Tuesday, 1 March 2011

Baking bread: simple pleasures

There's way too much bad bread out there. Even here in North London it's difficult to find a decent loaf without having to search out decent delis, specialist bakers or markets. And, when you do, you have to spend a pretty penny. For a number of years I've used my trusty Morphy Richards breadmaking machine to improve the quality of our bread, but I've always yearned for the satisfaction of being a proper home baker.

I've had a few attempts, but I think the yeast may have been lurking in the cupboard for too long and the results were leaden. So, this year, I have restocked the larder and plan to give home baking the time and respect it deserves. Bread is a fundamental foodstuff that humans have been making for thousands of years. It really can't be that difficult, can it?

No it isn't! What's more, thanks to the Internet, you quickly realise how many keen home bakers are out there, many offering tips, recipes and support. As a regular reader of the Guardian, I'm often drawn to Dan Lepard's recipes and, emboldened by having successfully made his Black Forest Ham Rolls (published 22 January 2011), I was ready to move on to bread proper. Last week I keyed his name into Google, along with the word 'spelt' as I've had a bag of spelt flour which has been languishing in the cupboard for too long. I came across a wonderful Anglo-Spanish blog, The Winter Guest, and an adaptation of a recipe from Lepard's book The Handmade Loaf. (I have ordered a copy, of  course.) I followed Miriam's clear instructions, using a half quantity of wholemeal spelt, but my kneading is more in line with the Lepard approach – three short kneads of about 15 seconds with 10 minutes between them, followed by 30 minutes' resting time. I baked this for the first time last Friday – and was delighted that my loaf looked just like Miriam's. As the loaf went down so well (and so quickly) over the weekend, I baked a double quantity yesterday.

I'm just warming up, though, using commercial yeast. The next step is to get much more hardcore and move on to sourdough bread...

Dan Lepard's simple milk loaf (double quantity)
500g strong white flour
500g all-purpose flour
700g whole milk at room temperature
40g golden or maple syrup (like Miriam I used maple)
3 teaspoons fresh yeast (like Miriam I used dried fast-action yeast – 2 sachets or 15g)
2 1/2 teaspoons good sea salt

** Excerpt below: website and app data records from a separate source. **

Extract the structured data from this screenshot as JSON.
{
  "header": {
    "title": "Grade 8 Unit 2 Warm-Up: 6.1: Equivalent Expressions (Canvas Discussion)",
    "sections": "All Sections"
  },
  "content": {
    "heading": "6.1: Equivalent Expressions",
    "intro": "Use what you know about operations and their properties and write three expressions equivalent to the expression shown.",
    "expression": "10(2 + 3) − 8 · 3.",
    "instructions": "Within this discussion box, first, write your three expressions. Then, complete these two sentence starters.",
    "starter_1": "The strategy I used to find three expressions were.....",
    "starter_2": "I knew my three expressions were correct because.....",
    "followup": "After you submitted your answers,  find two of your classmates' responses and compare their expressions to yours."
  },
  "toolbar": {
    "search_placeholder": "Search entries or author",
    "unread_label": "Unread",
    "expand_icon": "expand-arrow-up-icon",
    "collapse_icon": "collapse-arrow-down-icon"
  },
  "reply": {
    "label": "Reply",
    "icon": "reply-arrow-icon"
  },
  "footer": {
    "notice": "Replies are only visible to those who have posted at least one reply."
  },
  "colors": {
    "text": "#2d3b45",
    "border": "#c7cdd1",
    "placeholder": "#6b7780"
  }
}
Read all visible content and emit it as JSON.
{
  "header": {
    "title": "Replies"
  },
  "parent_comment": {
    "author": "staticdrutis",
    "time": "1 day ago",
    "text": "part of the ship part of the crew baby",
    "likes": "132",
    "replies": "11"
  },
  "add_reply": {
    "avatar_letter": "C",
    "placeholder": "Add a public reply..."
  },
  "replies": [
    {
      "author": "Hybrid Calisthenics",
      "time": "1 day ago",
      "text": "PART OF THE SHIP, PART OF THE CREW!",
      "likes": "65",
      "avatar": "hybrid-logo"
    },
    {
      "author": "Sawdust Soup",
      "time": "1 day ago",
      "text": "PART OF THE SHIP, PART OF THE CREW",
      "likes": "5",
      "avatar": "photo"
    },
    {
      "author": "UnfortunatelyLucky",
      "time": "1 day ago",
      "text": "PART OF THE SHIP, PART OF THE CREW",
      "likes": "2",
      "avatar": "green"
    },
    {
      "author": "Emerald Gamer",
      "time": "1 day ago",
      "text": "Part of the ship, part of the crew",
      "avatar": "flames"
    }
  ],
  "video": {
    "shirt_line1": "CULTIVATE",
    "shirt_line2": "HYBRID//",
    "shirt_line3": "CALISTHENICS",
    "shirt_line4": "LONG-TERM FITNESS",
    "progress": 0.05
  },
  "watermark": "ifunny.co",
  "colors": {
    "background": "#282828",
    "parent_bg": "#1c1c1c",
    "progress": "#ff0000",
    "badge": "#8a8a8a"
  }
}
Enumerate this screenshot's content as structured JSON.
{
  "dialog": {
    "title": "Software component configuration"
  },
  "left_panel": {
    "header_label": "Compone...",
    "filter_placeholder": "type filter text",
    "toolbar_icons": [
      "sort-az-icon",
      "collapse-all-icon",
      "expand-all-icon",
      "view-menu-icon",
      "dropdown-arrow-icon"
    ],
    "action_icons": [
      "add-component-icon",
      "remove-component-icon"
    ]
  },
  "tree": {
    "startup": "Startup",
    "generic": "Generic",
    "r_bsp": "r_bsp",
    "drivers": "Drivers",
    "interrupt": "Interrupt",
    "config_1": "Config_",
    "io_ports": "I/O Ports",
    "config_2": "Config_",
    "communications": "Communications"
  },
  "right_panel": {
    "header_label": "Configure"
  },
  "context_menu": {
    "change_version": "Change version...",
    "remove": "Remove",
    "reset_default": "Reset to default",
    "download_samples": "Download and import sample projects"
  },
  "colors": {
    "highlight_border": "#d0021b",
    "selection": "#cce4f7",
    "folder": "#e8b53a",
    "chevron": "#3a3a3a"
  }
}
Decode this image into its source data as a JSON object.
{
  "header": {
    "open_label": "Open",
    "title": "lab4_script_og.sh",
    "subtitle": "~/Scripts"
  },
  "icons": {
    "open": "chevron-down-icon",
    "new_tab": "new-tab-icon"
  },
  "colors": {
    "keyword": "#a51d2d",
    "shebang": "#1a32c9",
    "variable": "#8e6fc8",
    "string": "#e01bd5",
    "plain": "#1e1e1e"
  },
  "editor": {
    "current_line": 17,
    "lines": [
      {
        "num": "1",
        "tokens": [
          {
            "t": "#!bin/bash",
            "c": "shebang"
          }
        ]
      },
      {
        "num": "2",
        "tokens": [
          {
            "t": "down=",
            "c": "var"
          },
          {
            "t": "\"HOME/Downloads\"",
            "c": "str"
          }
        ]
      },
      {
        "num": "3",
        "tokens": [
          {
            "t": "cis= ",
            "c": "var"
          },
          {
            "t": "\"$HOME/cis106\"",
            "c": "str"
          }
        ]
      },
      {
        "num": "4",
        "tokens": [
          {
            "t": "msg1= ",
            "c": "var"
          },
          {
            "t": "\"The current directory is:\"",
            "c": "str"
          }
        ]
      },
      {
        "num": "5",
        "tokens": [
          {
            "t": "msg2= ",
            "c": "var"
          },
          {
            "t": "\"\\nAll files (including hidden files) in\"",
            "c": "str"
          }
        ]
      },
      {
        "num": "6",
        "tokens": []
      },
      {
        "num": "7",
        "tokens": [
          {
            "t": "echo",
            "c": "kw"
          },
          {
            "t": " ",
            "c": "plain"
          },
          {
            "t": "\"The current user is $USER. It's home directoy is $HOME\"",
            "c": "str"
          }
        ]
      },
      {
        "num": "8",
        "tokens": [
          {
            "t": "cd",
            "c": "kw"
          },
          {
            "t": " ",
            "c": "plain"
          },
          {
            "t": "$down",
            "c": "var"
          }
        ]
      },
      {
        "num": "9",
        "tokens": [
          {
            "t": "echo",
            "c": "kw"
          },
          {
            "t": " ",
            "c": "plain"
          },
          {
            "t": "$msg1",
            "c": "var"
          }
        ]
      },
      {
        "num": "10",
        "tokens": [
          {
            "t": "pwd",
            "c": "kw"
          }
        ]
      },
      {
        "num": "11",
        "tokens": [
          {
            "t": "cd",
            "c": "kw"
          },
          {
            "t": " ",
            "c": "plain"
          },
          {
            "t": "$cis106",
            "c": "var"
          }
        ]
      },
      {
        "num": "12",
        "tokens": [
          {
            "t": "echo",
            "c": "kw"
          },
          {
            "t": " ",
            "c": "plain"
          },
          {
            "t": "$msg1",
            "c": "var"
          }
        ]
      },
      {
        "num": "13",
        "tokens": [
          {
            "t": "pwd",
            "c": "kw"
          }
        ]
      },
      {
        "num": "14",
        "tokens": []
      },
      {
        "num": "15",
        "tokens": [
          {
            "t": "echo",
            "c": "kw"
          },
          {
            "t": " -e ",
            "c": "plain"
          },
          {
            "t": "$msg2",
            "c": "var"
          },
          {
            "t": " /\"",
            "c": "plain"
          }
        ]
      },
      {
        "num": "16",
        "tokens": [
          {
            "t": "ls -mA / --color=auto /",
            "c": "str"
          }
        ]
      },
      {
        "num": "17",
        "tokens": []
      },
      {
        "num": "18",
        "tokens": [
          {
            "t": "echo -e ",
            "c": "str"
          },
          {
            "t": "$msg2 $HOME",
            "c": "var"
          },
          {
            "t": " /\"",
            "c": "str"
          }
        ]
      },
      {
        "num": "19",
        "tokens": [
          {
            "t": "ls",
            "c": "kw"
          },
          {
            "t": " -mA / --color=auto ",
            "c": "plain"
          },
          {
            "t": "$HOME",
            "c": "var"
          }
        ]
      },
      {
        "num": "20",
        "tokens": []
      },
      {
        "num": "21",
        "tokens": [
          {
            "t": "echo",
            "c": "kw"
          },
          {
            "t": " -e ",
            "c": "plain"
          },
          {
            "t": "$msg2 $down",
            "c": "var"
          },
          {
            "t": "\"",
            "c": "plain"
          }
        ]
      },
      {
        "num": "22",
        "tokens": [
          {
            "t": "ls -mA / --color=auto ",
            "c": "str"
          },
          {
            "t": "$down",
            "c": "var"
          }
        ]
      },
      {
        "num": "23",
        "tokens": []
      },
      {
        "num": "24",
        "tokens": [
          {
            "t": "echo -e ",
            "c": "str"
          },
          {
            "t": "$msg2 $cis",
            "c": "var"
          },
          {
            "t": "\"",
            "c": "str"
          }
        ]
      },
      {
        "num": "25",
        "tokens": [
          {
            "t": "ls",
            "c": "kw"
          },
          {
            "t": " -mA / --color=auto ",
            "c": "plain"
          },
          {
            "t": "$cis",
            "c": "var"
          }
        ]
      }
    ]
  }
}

In a large bowl mix together all the ingredients. Remove the dough from the bowl and give it a light knead on a floured surface. Return it to the bowl, cover with a slightly damp tea cloth and leave to rest for 10 minutes.

Take out of the bowl and continue kneading on an oiled (or floured) surface for 15 seconds. Wipe out the bowl and lightly oil it.

Return the dough to the bowl, cover and leave for 10 minutes.

Repeat this process twice. Then leave the dough to rise in an oiled bowl, covered. In the picture above, you can see how the yeast has already started working – the dough has become silky textured and pliable.

After about an hour, the dough will have risen considerably (see above), remove from the bowl and punch out the air, giving it a good bash about.

Butter and lightly flour two 2lb loaf tins. Divide the dough into four balls and place two in each tin.

Cover the tins with the damp cloth and leave in a warm place to prove for a second time until almost doubled in size.

Brush the loaves with some milk and bake at 210°C for 15 minutes. Reduce the temperature to 180°C and bake for another 20 minutes.

Can you see that the longer, narrower tin worked much better than the other which is better suited to loaf cakes. My preferred tin (below left) is La Forme Kaiser 2lb tin, 25cm x 11cm. The other is by Anolon and is 23cm x 13cm.



  1. Thanks for your praise... I'm so glad you liked it! Your loafs look terrific, Dan Lepard's recipes are delicious...

  2. Lovely to hear from you Miriam. I'm so pleased I discovered your gorgeous blog.